Jessica Chastain has used her social media and her profile as an actress to speak about sexual harassment, Harvey Weinstein and women’s issues for a while now. She is considered an “outspoken” actress, although I read enough of her interviews and her tweets and her comments generally come across – TO ME – as very normal and average-political stuff. I mean, she considers herself a feminist and intersectional ally. She says a lot of stuff to support victims and encourage more conversation. She’s not calling for mass castrations, nor is she trying to call for a Lysistrata in America.
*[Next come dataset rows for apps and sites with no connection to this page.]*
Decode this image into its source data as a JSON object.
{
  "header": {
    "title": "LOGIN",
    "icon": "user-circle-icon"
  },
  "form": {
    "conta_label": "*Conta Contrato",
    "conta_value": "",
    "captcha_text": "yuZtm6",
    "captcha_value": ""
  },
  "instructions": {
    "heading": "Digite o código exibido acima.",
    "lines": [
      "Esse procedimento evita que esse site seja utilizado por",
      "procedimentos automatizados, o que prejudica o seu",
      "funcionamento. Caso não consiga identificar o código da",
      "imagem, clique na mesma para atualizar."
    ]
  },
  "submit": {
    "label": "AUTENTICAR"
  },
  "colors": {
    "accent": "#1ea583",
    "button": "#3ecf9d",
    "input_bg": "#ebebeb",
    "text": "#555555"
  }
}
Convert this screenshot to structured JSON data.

My point is that I don’t really consider Chastain to be controversial in the least, but as I’ve seen time and time again, people do get their knickers in a twist when a mainstream white actress makes garden-variety feminist statements in the public sphere. Chastain knows that too, which is why she told the New York Times that she was surprised that there hasn’t been a bigger backlash against her personally (except for the dude who told her to “calm down”).
On her Globe nomination for Molly’s Game: “To be honest, I’m mainly surprised about my nomination. As an actor, I have a lot of fear, thinking that if I speak my mind, or something that feels like it deviates from the norm as a woman, am I going to be made to disappear in my industry?”
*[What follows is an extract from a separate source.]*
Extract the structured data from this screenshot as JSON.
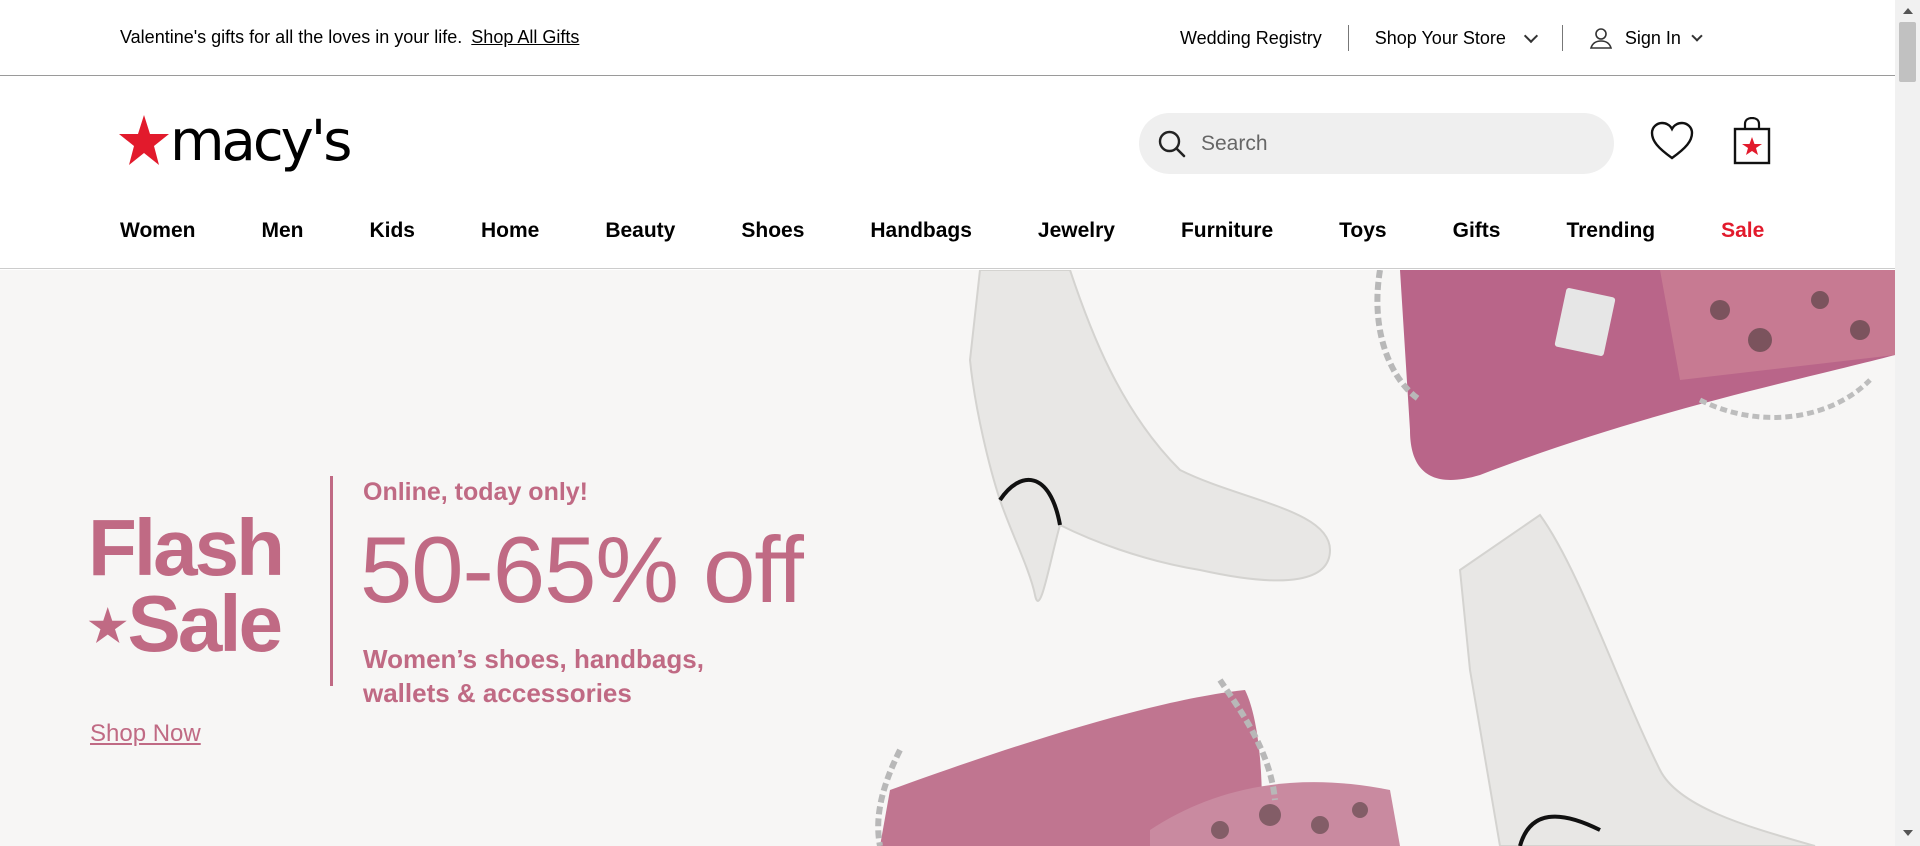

Telling her own #MeToo stories on social media: “I’ve got a good group of girlfriends on WhatsApp, and I said, ‘I’m really terrified I’m destroying my career right now. I wonder if people will still see me as an actress, and want to work with knowing I have these opinions.’ In the way that only good girlfriends can do, they helped me eliminate fear and understand that the only way to change something that’s wrong is to change it, not ignore it. And rather than saying it’s an industry-wide issue, it’s more than that. It’s a society-wide issue. We can’t ignore farmworkers or women who have been invisible.”
A dream of a new society: “We’ve been since birth in a society that makes us feel like we’re easily replaceable, that we need to be grateful for any work, and grateful for what we have. But what that does is it limit our acknowledgment of the power we have, especially when we work together. It’s like what Margaret Mead said. ‘Never doubt that a small group of thoughtful, committed citizens can change the world.’ And that’s what we’re doing.”
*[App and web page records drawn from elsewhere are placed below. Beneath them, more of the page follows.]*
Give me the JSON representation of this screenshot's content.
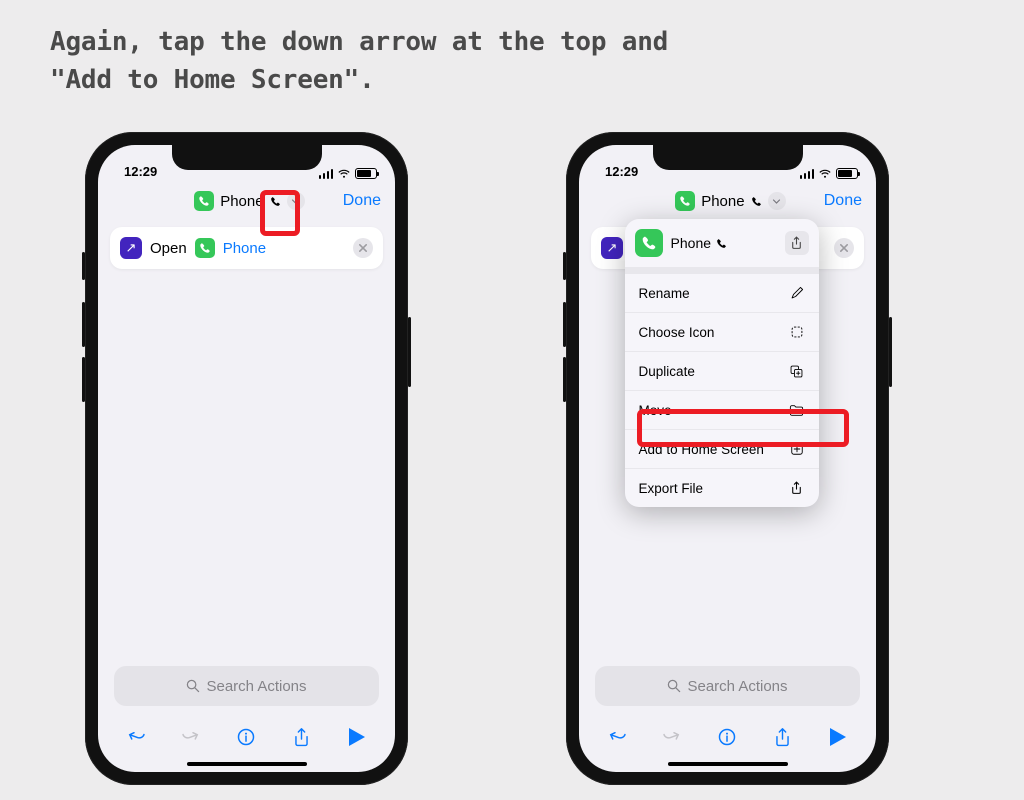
{
  "instruction_line1": "Again, tap the down arrow at the top and",
  "instruction_line2": "\"Add to Home Screen\".",
  "phone": {
    "time": "12:29",
    "title": "Phone",
    "done": "Done",
    "action": {
      "open": "Open",
      "app": "Phone"
    },
    "search_placeholder": "Search Actions"
  },
  "popover": {
    "title": "Phone",
    "items": [
      {
        "label": "Rename"
      },
      {
        "label": "Choose Icon"
      },
      {
        "label": "Duplicate"
      },
      {
        "label": "Move"
      },
      {
        "label": "Add to Home Screen"
      },
      {
        "label": "Export File"
      }
    ]
  }
}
[From the NYT via E! News]
I would scoff and roll my eyes at Chastain’s concerns that she’s ruining her career, but really… her career might suffer because she’s making very vanilla-feminist statements on Twitter. I truly believe that it will take more than the #MeToo stories for Hollywood to fundamentally change, and until then, many of the outspoken women are going to be “punished” in various ways. Much of it won’t be as notable as a well-known actor telling Chastain to “calm down.” Most of it will be unanswered calls, refusals to allow certain actresses audition, the continuing inability to take women seriously as directors or producers and a lot more.
Photos courtesy of WENN.